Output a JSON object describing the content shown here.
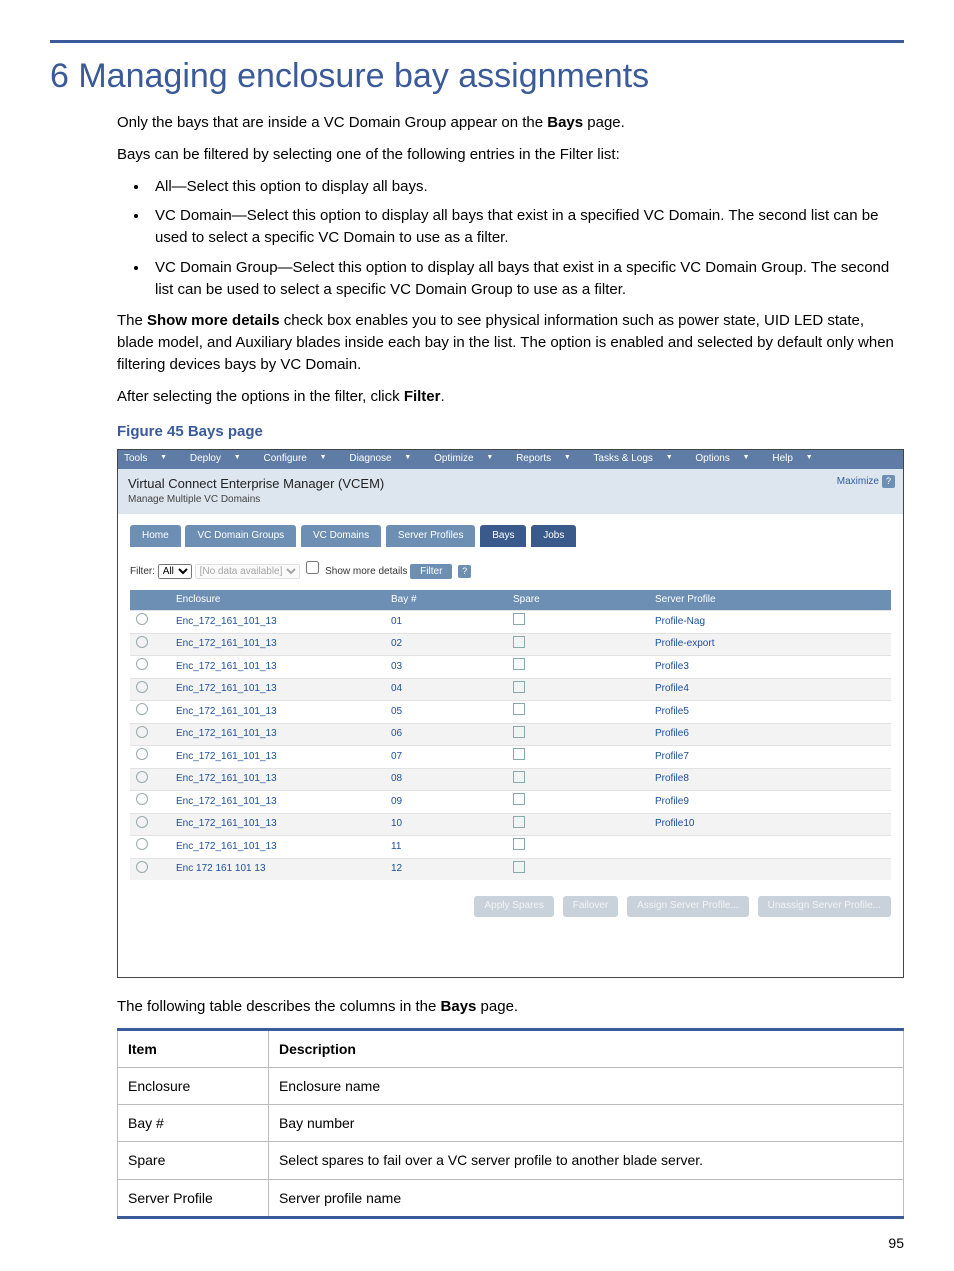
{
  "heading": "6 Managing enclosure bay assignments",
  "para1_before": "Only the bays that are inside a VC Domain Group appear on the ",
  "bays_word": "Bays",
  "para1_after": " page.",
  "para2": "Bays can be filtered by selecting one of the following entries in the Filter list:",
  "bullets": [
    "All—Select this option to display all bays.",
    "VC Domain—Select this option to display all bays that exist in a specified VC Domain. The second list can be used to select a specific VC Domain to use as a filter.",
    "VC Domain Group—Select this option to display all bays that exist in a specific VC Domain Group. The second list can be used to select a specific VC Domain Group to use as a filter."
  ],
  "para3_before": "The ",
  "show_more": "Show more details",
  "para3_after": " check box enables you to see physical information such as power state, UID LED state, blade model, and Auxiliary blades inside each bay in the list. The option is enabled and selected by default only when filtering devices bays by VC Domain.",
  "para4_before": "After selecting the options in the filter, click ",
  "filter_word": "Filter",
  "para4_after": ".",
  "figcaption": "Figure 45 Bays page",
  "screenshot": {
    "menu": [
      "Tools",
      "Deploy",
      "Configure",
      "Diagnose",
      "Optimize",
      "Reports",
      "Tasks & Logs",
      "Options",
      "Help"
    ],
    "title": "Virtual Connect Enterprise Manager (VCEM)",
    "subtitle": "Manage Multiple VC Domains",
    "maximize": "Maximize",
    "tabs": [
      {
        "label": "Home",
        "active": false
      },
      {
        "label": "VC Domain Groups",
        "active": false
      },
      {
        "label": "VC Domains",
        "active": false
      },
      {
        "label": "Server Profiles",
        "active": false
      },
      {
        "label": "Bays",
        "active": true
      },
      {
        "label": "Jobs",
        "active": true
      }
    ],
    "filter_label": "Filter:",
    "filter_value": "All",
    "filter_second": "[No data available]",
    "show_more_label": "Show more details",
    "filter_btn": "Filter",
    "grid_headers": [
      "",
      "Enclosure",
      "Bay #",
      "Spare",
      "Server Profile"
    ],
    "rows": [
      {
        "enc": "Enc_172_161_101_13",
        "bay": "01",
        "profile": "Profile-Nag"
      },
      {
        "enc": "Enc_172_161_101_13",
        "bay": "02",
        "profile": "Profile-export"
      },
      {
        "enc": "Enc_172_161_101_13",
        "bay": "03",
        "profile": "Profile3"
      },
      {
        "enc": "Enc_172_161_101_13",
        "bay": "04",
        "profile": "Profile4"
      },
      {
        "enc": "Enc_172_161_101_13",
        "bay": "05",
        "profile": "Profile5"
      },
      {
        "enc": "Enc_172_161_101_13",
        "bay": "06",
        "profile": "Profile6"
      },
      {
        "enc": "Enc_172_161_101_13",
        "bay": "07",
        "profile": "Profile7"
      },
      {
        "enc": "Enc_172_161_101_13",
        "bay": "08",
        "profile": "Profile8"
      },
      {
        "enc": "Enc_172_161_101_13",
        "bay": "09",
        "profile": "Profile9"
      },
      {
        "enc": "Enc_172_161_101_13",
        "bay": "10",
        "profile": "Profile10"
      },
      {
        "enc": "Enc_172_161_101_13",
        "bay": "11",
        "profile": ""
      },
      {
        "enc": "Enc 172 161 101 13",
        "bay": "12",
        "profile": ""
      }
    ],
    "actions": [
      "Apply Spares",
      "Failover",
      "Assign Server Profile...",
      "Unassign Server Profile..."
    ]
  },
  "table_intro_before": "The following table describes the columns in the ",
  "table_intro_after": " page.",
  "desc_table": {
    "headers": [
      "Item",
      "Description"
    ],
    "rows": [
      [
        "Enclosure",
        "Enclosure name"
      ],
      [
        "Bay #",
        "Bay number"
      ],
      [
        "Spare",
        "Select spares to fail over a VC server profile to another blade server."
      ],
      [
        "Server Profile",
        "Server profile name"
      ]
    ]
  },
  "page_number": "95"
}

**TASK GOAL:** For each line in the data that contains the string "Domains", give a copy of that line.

**WRITTEN SOLUTION:**
    "subtitle": "Manage Multiple VC Domains",
        "label": "VC Domains",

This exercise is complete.